Below is a list of links to online versions of state constitutions. Whenever possible, the sites are hosted by the states themselves. HTML versions were preferred over PDF versions, but were not always available. Some states do not supply an easily read or linked-to page. In these instances, trusted third-party sites were used.
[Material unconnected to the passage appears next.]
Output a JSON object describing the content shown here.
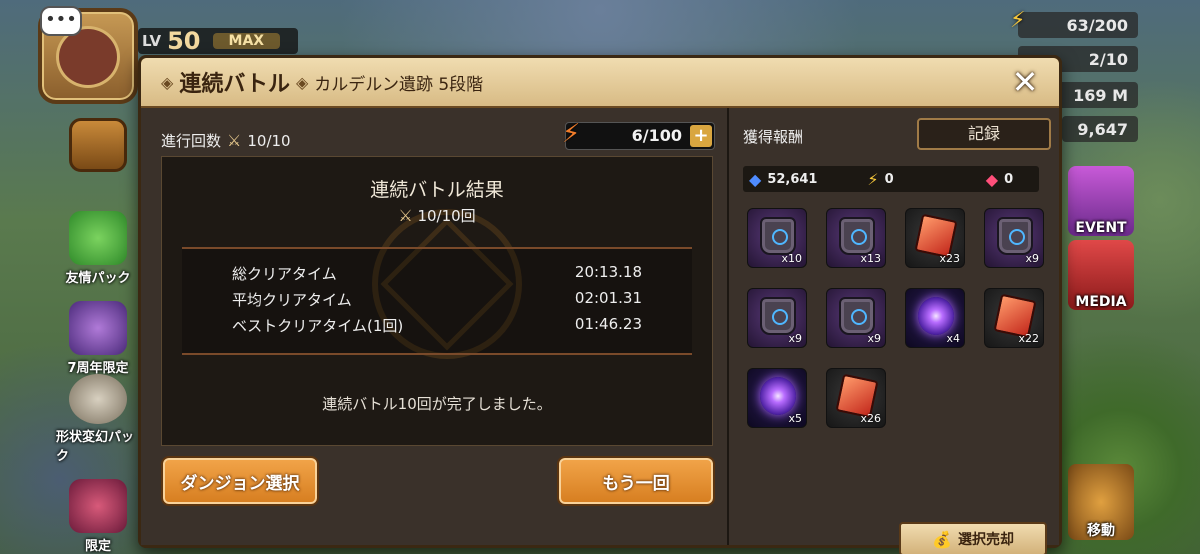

From time to time, sites change the format of their web sites, rendering these links unusable — if you find such a bad link, please let the Webmaster know.
Also see the Constitution.org site.
|Montana||Nebraska||Nevada||New Hampshire||New Jersey|
|New Mexico||New York||North Carolina||North Dakota||Ohio|
|Oklahoma||Oregon||Pennsylvania||Rhode Island||South Carolina|
The following U.S. territories also have constitutions:
This site has a survey of mentions of God in the state constitutions.
Other resources can be found on the Resources Page.